• Exercise instructions: For each line in the data below, write an exact copy.

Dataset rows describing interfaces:
· · · · ·
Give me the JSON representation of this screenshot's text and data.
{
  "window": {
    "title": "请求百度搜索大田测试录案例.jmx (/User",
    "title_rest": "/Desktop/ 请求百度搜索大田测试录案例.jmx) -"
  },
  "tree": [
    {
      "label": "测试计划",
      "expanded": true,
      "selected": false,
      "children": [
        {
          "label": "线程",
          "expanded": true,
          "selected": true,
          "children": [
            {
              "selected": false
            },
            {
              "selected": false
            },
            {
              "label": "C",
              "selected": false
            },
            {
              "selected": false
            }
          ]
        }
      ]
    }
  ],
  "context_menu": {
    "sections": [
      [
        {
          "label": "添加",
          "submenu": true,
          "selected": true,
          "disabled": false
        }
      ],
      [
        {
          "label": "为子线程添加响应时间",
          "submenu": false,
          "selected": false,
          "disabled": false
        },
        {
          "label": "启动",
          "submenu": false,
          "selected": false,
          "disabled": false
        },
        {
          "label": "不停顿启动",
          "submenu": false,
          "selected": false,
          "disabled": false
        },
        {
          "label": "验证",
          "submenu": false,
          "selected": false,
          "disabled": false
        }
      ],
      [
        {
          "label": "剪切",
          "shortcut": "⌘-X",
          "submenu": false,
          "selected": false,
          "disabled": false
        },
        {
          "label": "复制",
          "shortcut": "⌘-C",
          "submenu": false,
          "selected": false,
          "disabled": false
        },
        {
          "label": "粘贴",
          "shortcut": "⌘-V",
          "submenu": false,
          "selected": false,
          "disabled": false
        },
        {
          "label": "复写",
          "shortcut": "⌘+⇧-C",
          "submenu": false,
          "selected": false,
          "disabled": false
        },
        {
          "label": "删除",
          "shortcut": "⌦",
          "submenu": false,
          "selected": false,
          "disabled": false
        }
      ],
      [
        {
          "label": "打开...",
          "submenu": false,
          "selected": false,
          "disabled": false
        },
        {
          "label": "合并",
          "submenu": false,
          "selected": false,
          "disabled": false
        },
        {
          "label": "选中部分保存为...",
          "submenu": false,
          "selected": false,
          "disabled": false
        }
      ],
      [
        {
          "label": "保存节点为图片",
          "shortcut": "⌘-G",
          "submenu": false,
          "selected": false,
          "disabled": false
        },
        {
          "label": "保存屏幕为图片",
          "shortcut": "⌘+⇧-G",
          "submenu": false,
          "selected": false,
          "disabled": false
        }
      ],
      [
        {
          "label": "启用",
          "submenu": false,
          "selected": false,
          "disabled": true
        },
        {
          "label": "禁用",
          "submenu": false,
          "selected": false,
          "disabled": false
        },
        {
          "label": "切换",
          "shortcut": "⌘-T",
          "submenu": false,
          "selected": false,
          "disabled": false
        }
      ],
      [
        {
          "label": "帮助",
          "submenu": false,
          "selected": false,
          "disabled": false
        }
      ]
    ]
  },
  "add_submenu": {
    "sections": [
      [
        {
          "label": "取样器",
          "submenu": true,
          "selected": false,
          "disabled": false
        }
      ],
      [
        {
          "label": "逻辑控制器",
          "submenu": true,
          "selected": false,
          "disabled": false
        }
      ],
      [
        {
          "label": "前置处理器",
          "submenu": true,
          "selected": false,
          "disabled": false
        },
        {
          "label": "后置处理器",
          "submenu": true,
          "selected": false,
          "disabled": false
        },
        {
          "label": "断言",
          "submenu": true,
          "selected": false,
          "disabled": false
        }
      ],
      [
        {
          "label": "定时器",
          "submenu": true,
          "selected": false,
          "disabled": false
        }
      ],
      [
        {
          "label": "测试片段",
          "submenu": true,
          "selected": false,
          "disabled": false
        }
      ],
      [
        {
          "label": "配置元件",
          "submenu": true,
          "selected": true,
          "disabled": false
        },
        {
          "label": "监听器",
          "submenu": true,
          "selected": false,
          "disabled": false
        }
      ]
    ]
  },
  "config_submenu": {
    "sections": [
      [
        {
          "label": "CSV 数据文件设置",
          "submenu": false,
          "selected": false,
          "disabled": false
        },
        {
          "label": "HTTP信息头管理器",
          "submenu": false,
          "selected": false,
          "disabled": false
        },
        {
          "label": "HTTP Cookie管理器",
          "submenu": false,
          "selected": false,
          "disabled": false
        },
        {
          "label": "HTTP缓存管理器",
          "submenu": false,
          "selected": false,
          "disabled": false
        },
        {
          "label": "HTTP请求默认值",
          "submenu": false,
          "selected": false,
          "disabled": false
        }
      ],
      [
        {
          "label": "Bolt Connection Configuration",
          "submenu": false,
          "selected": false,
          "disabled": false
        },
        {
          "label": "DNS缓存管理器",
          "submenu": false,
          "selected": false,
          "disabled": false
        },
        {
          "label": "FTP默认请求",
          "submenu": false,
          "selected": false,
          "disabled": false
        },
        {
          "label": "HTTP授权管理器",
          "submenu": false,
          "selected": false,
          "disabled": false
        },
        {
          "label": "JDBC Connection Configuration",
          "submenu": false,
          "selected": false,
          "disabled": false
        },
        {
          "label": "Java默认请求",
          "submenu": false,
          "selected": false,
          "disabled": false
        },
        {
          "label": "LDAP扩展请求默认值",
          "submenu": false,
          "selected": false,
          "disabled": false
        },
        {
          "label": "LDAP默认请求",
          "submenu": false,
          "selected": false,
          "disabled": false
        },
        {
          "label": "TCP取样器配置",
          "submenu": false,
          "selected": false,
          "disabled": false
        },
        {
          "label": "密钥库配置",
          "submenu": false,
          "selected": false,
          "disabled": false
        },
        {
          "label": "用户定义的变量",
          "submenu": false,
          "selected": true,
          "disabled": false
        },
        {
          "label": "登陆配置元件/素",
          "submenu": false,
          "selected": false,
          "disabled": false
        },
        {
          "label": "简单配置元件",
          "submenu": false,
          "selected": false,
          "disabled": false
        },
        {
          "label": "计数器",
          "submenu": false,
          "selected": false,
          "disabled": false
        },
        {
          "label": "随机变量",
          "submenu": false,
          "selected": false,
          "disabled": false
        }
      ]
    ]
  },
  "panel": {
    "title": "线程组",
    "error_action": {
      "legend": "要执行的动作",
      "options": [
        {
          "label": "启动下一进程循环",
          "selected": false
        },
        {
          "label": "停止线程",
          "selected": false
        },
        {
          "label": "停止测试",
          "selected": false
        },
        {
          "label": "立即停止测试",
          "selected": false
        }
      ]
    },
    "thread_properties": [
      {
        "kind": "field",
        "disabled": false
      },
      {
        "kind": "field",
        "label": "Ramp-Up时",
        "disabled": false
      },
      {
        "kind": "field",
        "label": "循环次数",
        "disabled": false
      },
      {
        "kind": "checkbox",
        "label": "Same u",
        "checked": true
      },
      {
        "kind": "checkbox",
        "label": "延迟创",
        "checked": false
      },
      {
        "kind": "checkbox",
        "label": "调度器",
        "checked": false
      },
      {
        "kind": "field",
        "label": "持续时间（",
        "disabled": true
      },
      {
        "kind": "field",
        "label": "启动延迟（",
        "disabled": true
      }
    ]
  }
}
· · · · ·
• Solution for this problem:
Give me the JSON representation of this screenshot's text and data.
{
  "window": {
    "title": "请求百度搜索大田测试录案例.jmx (/User",
    "title_rest": "/Desktop/ 请求百度搜索大田测试录案例.jmx) -"
  },
  "tree": [
    {
      "label": "测试计划",
      "expanded": true,
      "selected": false,
      "children": [
        {
          "label": "线程",
          "expanded": true,
          "selected": true,
          "children": [
            {
              "selected": false
            },
            {
              "selected": false
            },
            {
              "label": "C",
              "selected": false
            },
            {
              "selected": false
            }
          ]
        }
      ]
    }
  ],
  "context_menu": {
    "sections": [
      [
        {
          "label": "添加",
          "submenu": true,
          "selected": true,
          "disabled": false
        }
      ],
      [
        {
          "label": "为子线程添加响应时间",
          "submenu": false,
          "selected": false,
          "disabled": false
        },
        {
          "label": "启动",
          "submenu": false,
          "selected": false,
          "disabled": false
        },
        {
          "label": "不停顿启动",
          "submenu": false,
          "selected": false,
          "disabled": false
        },
        {
          "label": "验证",
          "submenu": false,
          "selected": false,
          "disabled": false
        }
      ],
      [
        {
          "label": "剪切",
          "shortcut": "⌘-X",
          "submenu": false,
          "selected": false,
          "disabled": false
        },
        {
          "label": "复制",
          "shortcut": "⌘-C",
          "submenu": false,
          "selected": false,
          "disabled": false
        },
        {
          "label": "粘贴",
          "shortcut": "⌘-V",
          "submenu": false,
          "selected": false,
          "disabled": false
        },
        {
          "label": "复写",
          "shortcut": "⌘+⇧-C",
          "submenu": false,
          "selected": false,
          "disabled": false
        },
        {
          "label": "删除",
          "shortcut": "⌦",
          "submenu": false,
          "selected": false,
          "disabled": false
        }
      ],
      [
        {
          "label": "打开...",
          "submenu": false,
          "selected": false,
          "disabled": false
        },
        {
          "label": "合并",
          "submenu": false,
          "selected": false,
          "disabled": false
        },
        {
          "label": "选中部分保存为...",
          "submenu": false,
          "selected": false,
          "disabled": false
        }
      ],
      [
        {
          "label": "保存节点为图片",
          "shortcut": "⌘-G",
          "submenu": false,
          "selected": false,
          "disabled": false
        },
        {
          "label": "保存屏幕为图片",
          "shortcut": "⌘+⇧-G",
          "submenu": false,
          "selected": false,
          "disabled": false
        }
      ],
      [
        {
          "label": "启用",
          "submenu": false,
          "selected": false,
          "disabled": true
        },
        {
          "label": "禁用",
          "submenu": false,
          "selected": false,
          "disabled": false
        },
        {
          "label": "切换",
          "shortcut": "⌘-T",
          "submenu": false,
          "selected": false,
          "disabled": false
        }
      ],
      [
        {
          "label": "帮助",
          "submenu": false,
          "selected": false,
          "disabled": false
        }
      ]
    ]
  },
  "add_submenu": {
    "sections": [
      [
        {
          "label": "取样器",
          "submenu": true,
          "selected": false,
          "disabled": false
        }
      ],
      [
        {
          "label": "逻辑控制器",
          "submenu": true,
          "selected": false,
          "disabled": false
        }
      ],
      [
        {
          "label": "前置处理器",
          "submenu": true,
          "selected": false,
          "disabled": false
        },
        {
          "label": "后置处理器",
          "submenu": true,
          "selected": false,
          "disabled": false
        },
        {
          "label": "断言",
          "submenu": true,
          "selected": false,
          "disabled": false
        }
      ],
      [
        {
          "label": "定时器",
          "submenu": true,
          "selected": false,
          "disabled": false
        }
      ],
      [
        {
          "label": "测试片段",
          "submenu": true,
          "selected": false,
          "disabled": false
        }
      ],
      [
        {
          "label": "配置元件",
          "submenu": true,
          "selected": true,
          "disabled": false
        },
        {
          "label": "监听器",
          "submenu": true,
          "selected": false,
          "disabled": false
        }
      ]
    ]
  },
  "config_submenu": {
    "sections": [
      [
        {
          "label": "CSV 数据文件设置",
          "submenu": false,
          "selected": false,
          "disabled": false
        },
        {
          "label": "HTTP信息头管理器",
          "submenu": false,
          "selected": false,
          "disabled": false
        },
        {
          "label": "HTTP Cookie管理器",
          "submenu": false,
          "selected": false,
          "disabled": false
        },
        {
          "label": "HTTP缓存管理器",
          "submenu": false,
          "selected": false,
          "disabled": false
        },
        {
          "label": "HTTP请求默认值",
          "submenu": false,
          "selected": false,
          "disabled": false
        }
      ],
      [
        {
          "label": "Bolt Connection Configuration",
          "submenu": false,
          "selected": false,
          "disabled": false
        },
        {
          "label": "DNS缓存管理器",
          "submenu": false,
          "selected": false,
          "disabled": false
        },
        {
          "label": "FTP默认请求",
          "submenu": false,
          "selected": false,
          "disabled": false
        },
        {
          "label": "HTTP授权管理器",
          "submenu": false,
          "selected": false,
          "disabled": false
        },
        {
          "label": "JDBC Connection Configuration",
          "submenu": false,
          "selected": false,
          "disabled": false
        },
        {
          "label": "Java默认请求",
          "submenu": false,
          "selected": false,
          "disabled": false
        },
        {
          "label": "LDAP扩展请求默认值",
          "submenu": false,
          "selected": false,
          "disabled": false
        },
        {
          "label": "LDAP默认请求",
          "submenu": false,
          "selected": false,
          "disabled": false
        },
        {
          "label": "TCP取样器配置",
          "submenu": false,
          "selected": false,
          "disabled": false
        },
        {
          "label": "密钥库配置",
          "submenu": false,
          "selected": false,
          "disabled": false
        },
        {
          "label": "用户定义的变量",
          "submenu": false,
          "selected": true,
          "disabled": false
        },
        {
          "label": "登陆配置元件/素",
          "submenu": false,
          "selected": false,
          "disabled": false
        },
        {
          "label": "简单配置元件",
          "submenu": false,
          "selected": false,
          "disabled": false
        },
        {
          "label": "计数器",
          "submenu": false,
          "selected": false,
          "disabled": false
        },
        {
          "label": "随机变量",
          "submenu": false,
          "selected": false,
          "disabled": false
        }
      ]
    ]
  },
  "panel": {
    "title": "线程组",
    "error_action": {
      "legend": "要执行的动作",
      "options": [
        {
          "label": "启动下一进程循环",
          "selected": false
        },
        {
          "label": "停止线程",
          "selected": false
        },
        {
          "label": "停止测试",
          "selected": false
        },
        {
          "label": "立即停止测试",
          "selected": false
        }
      ]
    },
    "thread_properties": [
      {
        "kind": "field",
        "disabled": false
      },
      {
        "kind": "field",
        "label": "Ramp-Up时",
        "disabled": false
      },
      {
        "kind": "field",
        "label": "循环次数",
        "disabled": false
      },
      {
        "kind": "checkbox",
        "label": "Same u",
        "checked": true
      },
      {
        "kind": "checkbox",
        "label": "延迟创",
        "checked": false
      },
      {
        "kind": "checkbox",
        "label": "调度器",
        "checked": false
      },
      {
        "kind": "field",
        "label": "持续时间（",
        "disabled": true
      },
      {
        "kind": "field",
        "label": "启动延迟（",
        "disabled": true
      }
    ]
  }
}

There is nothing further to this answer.